A shocking statistic just appeared on Linkedin:
Does this concern you? “A small share of doctors, 11 percent, accounted for about 25 percent of the complications. Hundreds of surgeons across the country had rates double and triple the national average. Every day, surgeons with the highest complication rates in our analysis are performing operations in hospitals nationwide.
Darn right it concerns me. It concerns me that someone who claims to be an expert (and I won’t mention a name, because it’s the holiday season, and because he is quite good at other things, and because he ordered my book so I don’t want to embarrass him) thinks this paragraph makes any sense whatsoever. Sure, it sounds dramatic to a lay reader, but a true expert would have parsed it just a bit…
First, it is possible that those 11% of surgeons also accounted for about 25% of surgeries–and that’s why they accounted for about 25% of complications.
Second, “11% accounting for 25%” actually proves the opposite point than the one this guy is trying to make. If there were truly “bad apples” there would be an 80-20 rule. 11% accounting for 25% is about as far from an 80-20 rule as you can get. In sharp contrast, in healthcare spending generally, 5% of the population accounted for 50% of spending last year. And a tiny percentage of doctors account for half of all oxycontin. Truly bad apples. 11% of doctors probably account for 90% of oxy prescriptions, I would guess.
Third, he said “hundreds of surgeons…had complication rates double and triple the national average.” Newsflash: it’s called an “average” because many people will be above it and many below it.
Indeed, with maybe 135,000 surgeons in the country, it would almost be mathematically impossible for only “hundreds to be double or triple the national average,” given that many surgeons, particularly those with low volumes of patients, would be at zero complications.
This whole thread is a perfect example of why people should read Why Nobody Believes the Numbers: Separating Fact from Fiction in Population Health Management. It teaches how to read this type of statistic using a critical eye, rather than accept stuff at face value that makes no sense whatsoever.
Note: none of this is to say there aren’t bad surgeons out there. Certainly, there are. But there are better ways to make the point than using mathematical fallacies about averages and 80-20 rules.

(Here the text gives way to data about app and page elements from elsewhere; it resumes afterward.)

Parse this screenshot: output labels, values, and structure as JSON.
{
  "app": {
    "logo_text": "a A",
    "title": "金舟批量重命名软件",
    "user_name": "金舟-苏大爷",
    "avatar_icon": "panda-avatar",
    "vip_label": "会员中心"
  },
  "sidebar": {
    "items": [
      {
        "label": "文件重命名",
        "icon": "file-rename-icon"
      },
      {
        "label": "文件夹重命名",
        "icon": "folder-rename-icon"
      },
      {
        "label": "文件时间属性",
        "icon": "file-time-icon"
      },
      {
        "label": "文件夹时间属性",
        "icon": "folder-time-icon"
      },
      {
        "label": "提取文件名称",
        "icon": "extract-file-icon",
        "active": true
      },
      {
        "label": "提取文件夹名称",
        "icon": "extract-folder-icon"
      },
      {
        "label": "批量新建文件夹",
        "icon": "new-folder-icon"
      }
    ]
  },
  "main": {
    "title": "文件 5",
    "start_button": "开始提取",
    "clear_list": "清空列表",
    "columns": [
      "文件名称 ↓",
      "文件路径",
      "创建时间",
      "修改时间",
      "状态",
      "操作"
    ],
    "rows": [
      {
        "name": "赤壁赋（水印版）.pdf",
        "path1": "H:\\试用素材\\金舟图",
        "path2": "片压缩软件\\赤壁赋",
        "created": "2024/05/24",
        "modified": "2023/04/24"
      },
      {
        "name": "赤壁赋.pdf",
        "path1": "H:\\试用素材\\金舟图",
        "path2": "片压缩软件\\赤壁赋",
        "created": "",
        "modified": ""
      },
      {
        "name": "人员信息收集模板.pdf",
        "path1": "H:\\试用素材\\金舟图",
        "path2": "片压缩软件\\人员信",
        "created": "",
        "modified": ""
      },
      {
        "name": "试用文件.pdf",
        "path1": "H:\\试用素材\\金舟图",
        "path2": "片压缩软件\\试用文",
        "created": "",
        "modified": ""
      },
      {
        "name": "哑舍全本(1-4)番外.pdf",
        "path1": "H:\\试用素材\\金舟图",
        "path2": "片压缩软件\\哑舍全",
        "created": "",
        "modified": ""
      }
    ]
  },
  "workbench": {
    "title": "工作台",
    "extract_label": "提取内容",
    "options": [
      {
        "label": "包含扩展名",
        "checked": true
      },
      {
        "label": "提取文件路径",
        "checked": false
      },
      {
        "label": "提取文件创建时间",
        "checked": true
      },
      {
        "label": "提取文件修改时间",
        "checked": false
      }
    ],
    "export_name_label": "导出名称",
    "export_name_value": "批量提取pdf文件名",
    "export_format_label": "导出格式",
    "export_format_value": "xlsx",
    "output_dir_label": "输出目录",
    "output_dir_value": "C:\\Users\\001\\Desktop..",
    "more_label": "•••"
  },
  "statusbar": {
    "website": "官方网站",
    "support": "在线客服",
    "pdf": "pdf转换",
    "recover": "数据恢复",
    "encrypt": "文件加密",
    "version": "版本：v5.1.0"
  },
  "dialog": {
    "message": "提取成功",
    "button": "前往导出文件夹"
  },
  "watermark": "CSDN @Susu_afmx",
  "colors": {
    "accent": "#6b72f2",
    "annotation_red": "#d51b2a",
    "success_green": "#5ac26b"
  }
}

And sometimes surgeons are really competent in the OR because they perform high volumes of surgeries…but maybe many of those surgeries shouldn’t have been performed in the first place and that’s why the surgeon is performing so many. As Peter Drucker says: “Nothing is more wasteful than doing something efficiently that need not have been done at all.”
That, of course, is what Quizzify teaches…how to avoid medical interventions that should not be done at all.
Two postscripts. First, he ends with:
Every day, surgeons with the highest complication rates in our analysis are performing operations in hospitals nationwide.
Well, where the heck else would they be performing operations besides hospitals (and surgicenters)?
Second, although he is a very capable guy in other ways, biostatistics are not his long suit. For instance, he once wrote:
“For millenia [sic], employers had no way of knowing that their employees were walking around without a clue that they had a debilitating or terminal condition…percolating in their bodies.”
I must confess I learned a lot from this exposition. I had not realized that employers’ concerns about employee chronic disease had their roots in ancient history. But there it is, right in the opening words: these concerns date back “millenia,” when employers failed to get their employees tested for “percolating” conditions before throwing them to the lions.